1. A drive mechanism comprising a rotary crank shaft, a crank arm extending radially from said crank shaft, a crank pin extending from said crank arm generally parallel to said crank shaft, a guide mounted in radially spaced relation with respect to said crank shaft, a connecting rod pivotally connected at one region to said crank pin for rotation therewith, a yoke adapted to slide and oscillate with respect to said guide and secured to said connecting rod at a location spaced from said one region, and manual operating means connected to said yoke for sliding and oscillating the latter relative to said guide to rotate said crank pin and drive said crank shaft.
2. A drive mechanism according to claim 1, said guide comprising a guide pin fixed relative to the axis of said crank shaft, and said yoke having a slot extending transversely of said crank shaft and axis and receiving said guide pin for sliding and oscillating with respect to said guide pin.
3. A drive mechanism according to claim 2, in combination with angularly adjustable connecting means connecting said yoke and connecting rod for adjusting the angle of said manual operating means.
4. A drive mechanism according to claim 2, in combination with adjustable connecting means connecting said manual operating means to said yoke to accomodate to the user.
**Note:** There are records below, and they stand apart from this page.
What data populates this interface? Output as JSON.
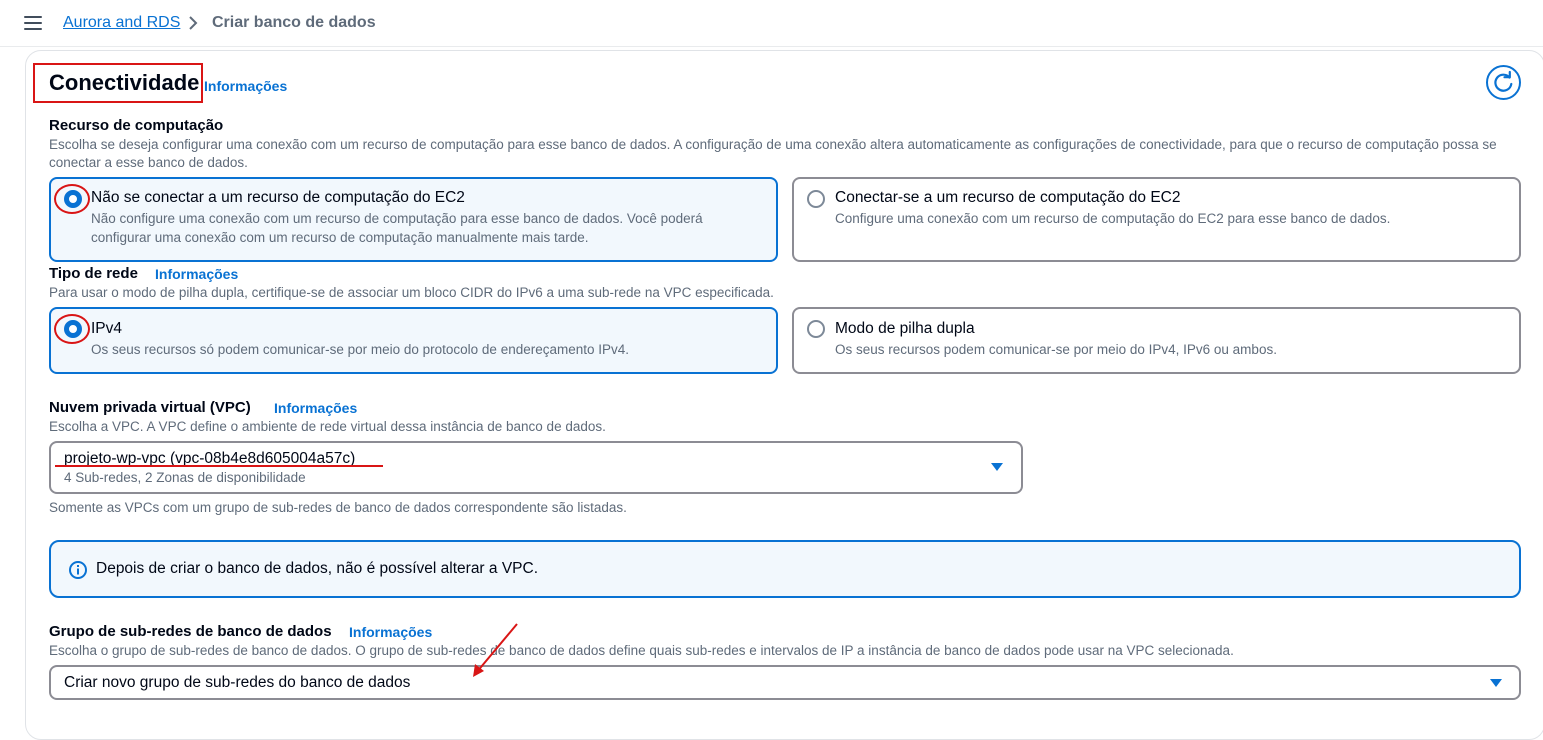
{
  "breadcrumb": {
    "parent": "Aurora and RDS",
    "current": "Criar banco de dados"
  },
  "section": {
    "title": "Conectividade",
    "info": "Informações"
  },
  "compute": {
    "label": "Recurso de computação",
    "description": "Escolha se deseja configurar uma conexão com um recurso de computação para esse banco de dados. A configuração de uma conexão altera automaticamente as configurações de conectividade, para que o recurso de computação possa se conectar a esse banco de dados.",
    "options": [
      {
        "title": "Não se conectar a um recurso de computação do EC2",
        "description": "Não configure uma conexão com um recurso de computação para esse banco de dados. Você poderá configurar uma conexão com um recurso de computação manualmente mais tarde.",
        "selected": true
      },
      {
        "title": "Conectar-se a um recurso de computação do EC2",
        "description": "Configure uma conexão com um recurso de computação do EC2 para esse banco de dados.",
        "selected": false
      }
    ]
  },
  "network": {
    "label": "Tipo de rede",
    "info": "Informações",
    "description": "Para usar o modo de pilha dupla, certifique-se de associar um bloco CIDR do IPv6 a uma sub-rede na VPC especificada.",
    "options": [
      {
        "title": "IPv4",
        "description": "Os seus recursos só podem comunicar-se por meio do protocolo de endereçamento IPv4.",
        "selected": true
      },
      {
        "title": "Modo de pilha dupla",
        "description": "Os seus recursos podem comunicar-se por meio do IPv4, IPv6 ou ambos.",
        "selected": false
      }
    ]
  },
  "vpc": {
    "label": "Nuvem privada virtual (VPC)",
    "info": "Informações",
    "description": "Escolha a VPC. A VPC define o ambiente de rede virtual dessa instância de banco de dados.",
    "selected_value": "projeto-wp-vpc (vpc-08b4e8d605004a57c)",
    "selected_meta": "4 Sub-redes, 2 Zonas de disponibilidade",
    "hint": "Somente as VPCs com um grupo de sub-redes de banco de dados correspondente são listadas."
  },
  "alert": {
    "text": "Depois de criar o banco de dados, não é possível alterar a VPC."
  },
  "subnet_group": {
    "label": "Grupo de sub-redes de banco de dados",
    "info": "Informações",
    "description": "Escolha o grupo de sub-redes de banco de dados. O grupo de sub-redes de banco de dados define quais sub-redes e intervalos de IP a instância de banco de dados pode usar na VPC selecionada.",
    "selected_value": "Criar novo grupo de sub-redes do banco de dados"
  },
  "colors": {
    "accent": "#0972d3",
    "annotation": "#d91515"
  }
}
5. A drive mechanism according to claim 1, in combination with a bicycle frame, a front wheel fork rotatably connected to and depending from said frame, a handle bar post upstanding from said front wheel fork and rotatable therewith, a front wheel journaled in said front wheel fork, mounting means mounting said crank shaft with its axis fixed relative to said front wheel fork, drive means interposed in driving relation between said crank shaft and front wheel to drive the latter, and guide mounting means mounting said guide to said handle bar post for guiding said yoke.
6. A drive mechanism according to claim 5, said manual operating means comprising handle bars for steering the bicycle.
7. A drive mechanism according to claim 5, said drive means comprising sprocket wheel and chain means.
8. A drive mechanism according to claim 5, said crank shaft mounting means comprising a pair of links connected together and to said wheel fork to define a rigid three link structure.
9. A drive mechanism according to claim 8, said pair of links being connected, respectively, to upper end regions of said wheel fork.
10. A drive mechanism according to claim 1, said yoke comprising an elongate member having a longitudinal slot receiving said guide for sliding and oscillating with respect to said guide.
11. A drive mechanism according to claim 10, said connecting rod having said one region thereof and said spaced location thereof at opposite ends of said connecting rod.
|4189166||February 19, 1980||Lindsey|